Entries provided:
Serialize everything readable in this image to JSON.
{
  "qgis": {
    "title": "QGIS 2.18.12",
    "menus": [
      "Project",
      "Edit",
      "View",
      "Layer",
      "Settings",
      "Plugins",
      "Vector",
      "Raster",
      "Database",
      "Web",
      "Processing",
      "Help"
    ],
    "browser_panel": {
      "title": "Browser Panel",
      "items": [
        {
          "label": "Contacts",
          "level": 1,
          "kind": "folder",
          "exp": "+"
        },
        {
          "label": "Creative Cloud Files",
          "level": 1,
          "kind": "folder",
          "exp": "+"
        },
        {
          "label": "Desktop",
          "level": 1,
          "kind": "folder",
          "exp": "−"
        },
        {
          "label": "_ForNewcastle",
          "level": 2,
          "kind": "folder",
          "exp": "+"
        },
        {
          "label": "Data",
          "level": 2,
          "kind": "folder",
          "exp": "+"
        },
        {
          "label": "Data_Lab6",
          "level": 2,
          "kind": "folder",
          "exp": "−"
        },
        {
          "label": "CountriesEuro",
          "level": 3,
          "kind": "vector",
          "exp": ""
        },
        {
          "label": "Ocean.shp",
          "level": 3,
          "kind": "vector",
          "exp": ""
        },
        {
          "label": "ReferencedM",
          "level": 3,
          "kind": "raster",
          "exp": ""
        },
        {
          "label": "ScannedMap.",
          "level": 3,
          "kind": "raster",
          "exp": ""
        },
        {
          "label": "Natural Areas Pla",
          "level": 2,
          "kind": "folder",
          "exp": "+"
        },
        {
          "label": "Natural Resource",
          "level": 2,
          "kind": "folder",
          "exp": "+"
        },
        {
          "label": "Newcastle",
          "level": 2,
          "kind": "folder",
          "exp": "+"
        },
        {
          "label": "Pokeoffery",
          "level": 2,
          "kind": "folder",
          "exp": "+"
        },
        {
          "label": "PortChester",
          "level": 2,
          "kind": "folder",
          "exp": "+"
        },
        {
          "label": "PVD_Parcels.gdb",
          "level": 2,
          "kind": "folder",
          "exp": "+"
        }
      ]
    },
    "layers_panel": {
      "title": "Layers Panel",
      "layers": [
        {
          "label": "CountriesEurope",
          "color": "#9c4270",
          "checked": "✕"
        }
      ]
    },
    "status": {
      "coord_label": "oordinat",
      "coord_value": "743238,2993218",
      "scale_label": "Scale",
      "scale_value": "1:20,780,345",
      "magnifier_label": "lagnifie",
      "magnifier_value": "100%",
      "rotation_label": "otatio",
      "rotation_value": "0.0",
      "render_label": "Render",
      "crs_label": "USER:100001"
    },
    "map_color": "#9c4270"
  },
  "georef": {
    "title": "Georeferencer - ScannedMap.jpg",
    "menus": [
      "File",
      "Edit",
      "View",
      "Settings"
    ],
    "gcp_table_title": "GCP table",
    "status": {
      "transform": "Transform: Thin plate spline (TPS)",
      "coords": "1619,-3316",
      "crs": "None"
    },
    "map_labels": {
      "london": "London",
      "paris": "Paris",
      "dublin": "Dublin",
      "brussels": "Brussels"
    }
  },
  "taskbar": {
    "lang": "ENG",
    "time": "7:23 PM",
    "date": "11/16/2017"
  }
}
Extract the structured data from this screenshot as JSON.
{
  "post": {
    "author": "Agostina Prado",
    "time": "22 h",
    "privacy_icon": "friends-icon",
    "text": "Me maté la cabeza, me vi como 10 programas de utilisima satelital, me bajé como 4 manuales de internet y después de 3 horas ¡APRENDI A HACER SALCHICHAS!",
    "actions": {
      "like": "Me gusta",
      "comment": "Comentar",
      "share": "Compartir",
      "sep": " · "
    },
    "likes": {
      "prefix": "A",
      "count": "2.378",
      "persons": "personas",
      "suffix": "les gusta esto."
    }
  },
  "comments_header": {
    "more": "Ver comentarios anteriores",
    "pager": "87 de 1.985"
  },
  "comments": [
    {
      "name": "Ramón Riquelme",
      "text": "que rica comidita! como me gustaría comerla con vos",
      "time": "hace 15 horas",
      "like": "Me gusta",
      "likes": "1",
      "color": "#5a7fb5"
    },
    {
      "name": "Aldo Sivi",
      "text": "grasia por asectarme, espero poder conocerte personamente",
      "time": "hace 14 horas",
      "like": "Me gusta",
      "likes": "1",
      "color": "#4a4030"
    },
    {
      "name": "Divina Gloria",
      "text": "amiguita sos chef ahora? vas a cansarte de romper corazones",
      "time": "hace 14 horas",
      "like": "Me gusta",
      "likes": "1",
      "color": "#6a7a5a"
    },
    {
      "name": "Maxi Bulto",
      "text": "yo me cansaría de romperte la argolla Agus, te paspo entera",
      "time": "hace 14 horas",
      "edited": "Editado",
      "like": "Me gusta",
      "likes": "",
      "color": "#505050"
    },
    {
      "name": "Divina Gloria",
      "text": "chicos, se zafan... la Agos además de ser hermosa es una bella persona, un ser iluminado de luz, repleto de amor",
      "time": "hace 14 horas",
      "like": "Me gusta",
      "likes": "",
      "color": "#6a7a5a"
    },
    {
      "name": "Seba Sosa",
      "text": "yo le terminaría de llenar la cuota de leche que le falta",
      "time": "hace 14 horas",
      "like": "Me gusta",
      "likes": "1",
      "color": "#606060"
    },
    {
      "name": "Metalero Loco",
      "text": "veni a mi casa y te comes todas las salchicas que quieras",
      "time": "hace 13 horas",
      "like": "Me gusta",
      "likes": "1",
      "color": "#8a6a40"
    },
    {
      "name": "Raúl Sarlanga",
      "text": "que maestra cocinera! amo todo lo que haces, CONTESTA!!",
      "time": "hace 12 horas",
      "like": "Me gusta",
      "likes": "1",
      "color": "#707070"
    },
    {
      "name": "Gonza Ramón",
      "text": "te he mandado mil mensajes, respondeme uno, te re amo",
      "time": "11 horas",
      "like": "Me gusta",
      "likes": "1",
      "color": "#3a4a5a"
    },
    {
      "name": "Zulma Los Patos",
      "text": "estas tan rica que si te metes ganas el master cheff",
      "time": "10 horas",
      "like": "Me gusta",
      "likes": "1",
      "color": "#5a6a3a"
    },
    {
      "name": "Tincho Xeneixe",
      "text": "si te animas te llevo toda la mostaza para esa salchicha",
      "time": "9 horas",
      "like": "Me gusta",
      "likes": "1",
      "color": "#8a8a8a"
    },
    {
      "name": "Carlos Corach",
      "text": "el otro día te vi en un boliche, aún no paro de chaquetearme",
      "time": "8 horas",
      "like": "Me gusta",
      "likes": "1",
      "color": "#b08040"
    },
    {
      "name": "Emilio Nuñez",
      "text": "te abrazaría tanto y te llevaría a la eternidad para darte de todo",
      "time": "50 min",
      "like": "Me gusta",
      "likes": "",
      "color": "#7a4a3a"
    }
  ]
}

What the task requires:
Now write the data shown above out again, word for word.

Answer below:
Serialize everything readable in this image to JSON.
{
  "qgis": {
    "title": "QGIS 2.18.12",
    "menus": [
      "Project",
      "Edit",
      "View",
      "Layer",
      "Settings",
      "Plugins",
      "Vector",
      "Raster",
      "Database",
      "Web",
      "Processing",
      "Help"
    ],
    "browser_panel": {
      "title": "Browser Panel",
      "items": [
        {
          "label": "Contacts",
          "level": 1,
          "kind": "folder",
          "exp": "+"
        },
        {
          "label": "Creative Cloud Files",
          "level": 1,
          "kind": "folder",
          "exp": "+"
        },
        {
          "label": "Desktop",
          "level": 1,
          "kind": "folder",
          "exp": "−"
        },
        {
          "label": "_ForNewcastle",
          "level": 2,
          "kind": "folder",
          "exp": "+"
        },
        {
          "label": "Data",
          "level": 2,
          "kind": "folder",
          "exp": "+"
        },
        {
          "label": "Data_Lab6",
          "level": 2,
          "kind": "folder",
          "exp": "−"
        },
        {
          "label": "CountriesEuro",
          "level": 3,
          "kind": "vector",
          "exp": ""
        },
        {
          "label": "Ocean.shp",
          "level": 3,
          "kind": "vector",
          "exp": ""
        },
        {
          "label": "ReferencedM",
          "level": 3,
          "kind": "raster",
          "exp": ""
        },
        {
          "label": "ScannedMap.",
          "level": 3,
          "kind": "raster",
          "exp": ""
        },
        {
          "label": "Natural Areas Pla",
          "level": 2,
          "kind": "folder",
          "exp": "+"
        },
        {
          "label": "Natural Resource",
          "level": 2,
          "kind": "folder",
          "exp": "+"
        },
        {
          "label": "Newcastle",
          "level": 2,
          "kind": "folder",
          "exp": "+"
        },
        {
          "label": "Pokeoffery",
          "level": 2,
          "kind": "folder",
          "exp": "+"
        },
        {
          "label": "PortChester",
          "level": 2,
          "kind": "folder",
          "exp": "+"
        },
        {
          "label": "PVD_Parcels.gdb",
          "level": 2,
          "kind": "folder",
          "exp": "+"
        }
      ]
    },
    "layers_panel": {
      "title": "Layers Panel",
      "layers": [
        {
          "label": "CountriesEurope",
          "color": "#9c4270",
          "checked": "✕"
        }
      ]
    },
    "status": {
      "coord_label": "oordinat",
      "coord_value": "743238,2993218",
      "scale_label": "Scale",
      "scale_value": "1:20,780,345",
      "magnifier_label": "lagnifie",
      "magnifier_value": "100%",
      "rotation_label": "otatio",
      "rotation_value": "0.0",
      "render_label": "Render",
      "crs_label": "USER:100001"
    },
    "map_color": "#9c4270"
  },
  "georef": {
    "title": "Georeferencer - ScannedMap.jpg",
    "menus": [
      "File",
      "Edit",
      "View",
      "Settings"
    ],
    "gcp_table_title": "GCP table",
    "status": {
      "transform": "Transform: Thin plate spline (TPS)",
      "coords": "1619,-3316",
      "crs": "None"
    },
    "map_labels": {
      "london": "London",
      "paris": "Paris",
      "dublin": "Dublin",
      "brussels": "Brussels"
    }
  },
  "taskbar": {
    "lang": "ENG",
    "time": "7:23 PM",
    "date": "11/16/2017"
  }
}
Extract the structured data from this screenshot as JSON.
{
  "post": {
    "author": "Agostina Prado",
    "time": "22 h",
    "privacy_icon": "friends-icon",
    "text": "Me maté la cabeza, me vi como 10 programas de utilisima satelital, me bajé como 4 manuales de internet y después de 3 horas ¡APRENDI A HACER SALCHICHAS!",
    "actions": {
      "like": "Me gusta",
      "comment": "Comentar",
      "share": "Compartir",
      "sep": " · "
    },
    "likes": {
      "prefix": "A",
      "count": "2.378",
      "persons": "personas",
      "suffix": "les gusta esto."
    }
  },
  "comments_header": {
    "more": "Ver comentarios anteriores",
    "pager": "87 de 1.985"
  },
  "comments": [
    {
      "name": "Ramón Riquelme",
      "text": "que rica comidita! como me gustaría comerla con vos",
      "time": "hace 15 horas",
      "like": "Me gusta",
      "likes": "1",
      "color": "#5a7fb5"
    },
    {
      "name": "Aldo Sivi",
      "text": "grasia por asectarme, espero poder conocerte personamente",
      "time": "hace 14 horas",
      "like": "Me gusta",
      "likes": "1",
      "color": "#4a4030"
    },
    {
      "name": "Divina Gloria",
      "text": "amiguita sos chef ahora? vas a cansarte de romper corazones",
      "time": "hace 14 horas",
      "like": "Me gusta",
      "likes": "1",
      "color": "#6a7a5a"
    },
    {
      "name": "Maxi Bulto",
      "text": "yo me cansaría de romperte la argolla Agus, te paspo entera",
      "time": "hace 14 horas",
      "edited": "Editado",
      "like": "Me gusta",
      "likes": "",
      "color": "#505050"
    },
    {
      "name": "Divina Gloria",
      "text": "chicos, se zafan... la Agos además de ser hermosa es una bella persona, un ser iluminado de luz, repleto de amor",
      "time": "hace 14 horas",
      "like": "Me gusta",
      "likes": "",
      "color": "#6a7a5a"
    },
    {
      "name": "Seba Sosa",
      "text": "yo le terminaría de llenar la cuota de leche que le falta",
      "time": "hace 14 horas",
      "like": "Me gusta",
      "likes": "1",
      "color": "#606060"
    },
    {
      "name": "Metalero Loco",
      "text": "veni a mi casa y te comes todas las salchicas que quieras",
      "time": "hace 13 horas",
      "like": "Me gusta",
      "likes": "1",
      "color": "#8a6a40"
    },
    {
      "name": "Raúl Sarlanga",
      "text": "que maestra cocinera! amo todo lo que haces, CONTESTA!!",
      "time": "hace 12 horas",
      "like": "Me gusta",
      "likes": "1",
      "color": "#707070"
    },
    {
      "name": "Gonza Ramón",
      "text": "te he mandado mil mensajes, respondeme uno, te re amo",
      "time": "11 horas",
      "like": "Me gusta",
      "likes": "1",
      "color": "#3a4a5a"
    },
    {
      "name": "Zulma Los Patos",
      "text": "estas tan rica que si te metes ganas el master cheff",
      "time": "10 horas",
      "like": "Me gusta",
      "likes": "1",
      "color": "#5a6a3a"
    },
    {
      "name": "Tincho Xeneixe",
      "text": "si te animas te llevo toda la mostaza para esa salchicha",
      "time": "9 horas",
      "like": "Me gusta",
      "likes": "1",
      "color": "#8a8a8a"
    },
    {
      "name": "Carlos Corach",
      "text": "el otro día te vi en un boliche, aún no paro de chaquetearme",
      "time": "8 horas",
      "like": "Me gusta",
      "likes": "1",
      "color": "#b08040"
    },
    {
      "name": "Emilio Nuñez",
      "text": "te abrazaría tanto y te llevaría a la eternidad para darte de todo",
      "time": "50 min",
      "like": "Me gusta",
      "likes": "",
      "color": "#7a4a3a"
    }
  ]
}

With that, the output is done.